Branding has been a very topical subject in the sector in recent years. The inexorable march towards a form of marketisation has led to an increased sense of competition and the implementation of quasi-commercial marketing approaches.
Of all the areas associated with marketing, however, branding is perhaps the most maligned and misunderstood. So as an academic specialising in branding in the non-profit sector (and a former marketer), some of the particular aspects of university branding seem ripe for exploration.
First, what do we mean by a higher education brand? Is it the same as reputation? Although the two terms may be used interchangeably, they are actually different. Commonly, reputation is historical and earned, whereas brand may encompass reputation but does so as part of a clear set of ideas and values that is proactively managed. This has led to the perception that brands can be “manufactured”.
Some may suggest that a brand is therefore something superficial and perhaps even trivialises what higher education does. This certainly should not be the case. It is not about making hollow promises: good branding can and should define what an institution can authentically offer.
Many conceptualisations of brands break them into two broad areas - the functional and the symbolic/emotional. This essentially means that university brand analysis not only needs to consider hard facts (such as location, position in rankings and incorporation date) but also “softer” values such as “vibrancy”, “support” or “tradition”.
The key point here is that brands are important. We live in an age where we are overloaded with communications; good branding should, at least to some degree, enable an organisation to communicate what is best about it in a clear, cohesive and consistent fashion. It shouldn’t mean that we have to trivialise or commoditise what universities do - it is more about communicating the sum total in a clear fashion to the appropriate stakeholder groups. Also, importantly, it enables universities to get the brand positioning they want communicated in a proactive fashion, rather than by default.
That said, university branding is not the same as soft drink or airline branding: universities are large, complex organisations that often offer (as they should) a broad and inherently quite similar range of courses and services that makes identifying points of distinctiveness on which to build a brand difficult. Universities are of course distinct in terms of where they are located (and many use elements of destination branding as part of their approach), but it has been suggested that The Open University, Cranfield University and Birkbeck, University of London are the only truly distinctive higher education institutions in the UK.

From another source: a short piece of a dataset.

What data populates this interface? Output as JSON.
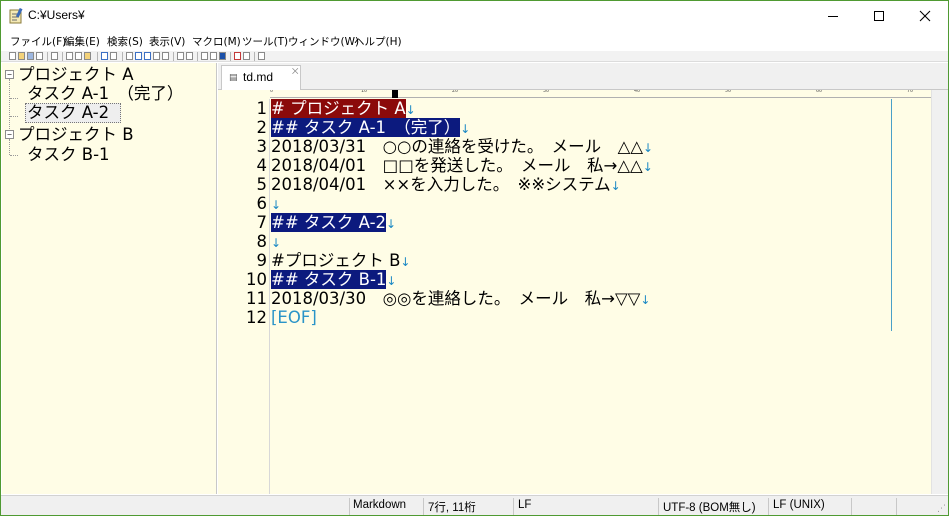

The culture of universities also makes the simplistic application of commercial branding techniques without some adaptation difficult: it can be very difficult to get people “behind the brand” in the way that commercial companies do, and indeed the rightly cherished concept of academic freedom can allow scholars to occasionally act in ways that dilute or damage the organisational brand. Sub-brands can also be problematic, with schools, faculties or centres creating their own identities. Most institutions have largely resolved this, however, and there may be a strong case for certain departments (such as business schools) to be distinct.
So how should those responsible for university brands, notably vice- chancellors, deal with these issues? Well, a good start would be for them to take the time to understand branding in its fullest sense and what it can offer. They can also perhaps contribute to an interpretation of branding that takes account of the particular qualities of higher education.
Overall, universities have brands of a sort whether they like it or not: branding is the effective expression of how stakeholders think and feel about the university, and institutions have a choice over whether to manage and maximise its value or to leave it to chance. While we have increased competition between universities, the theory and practice of branding, used judiciously, can empower us all.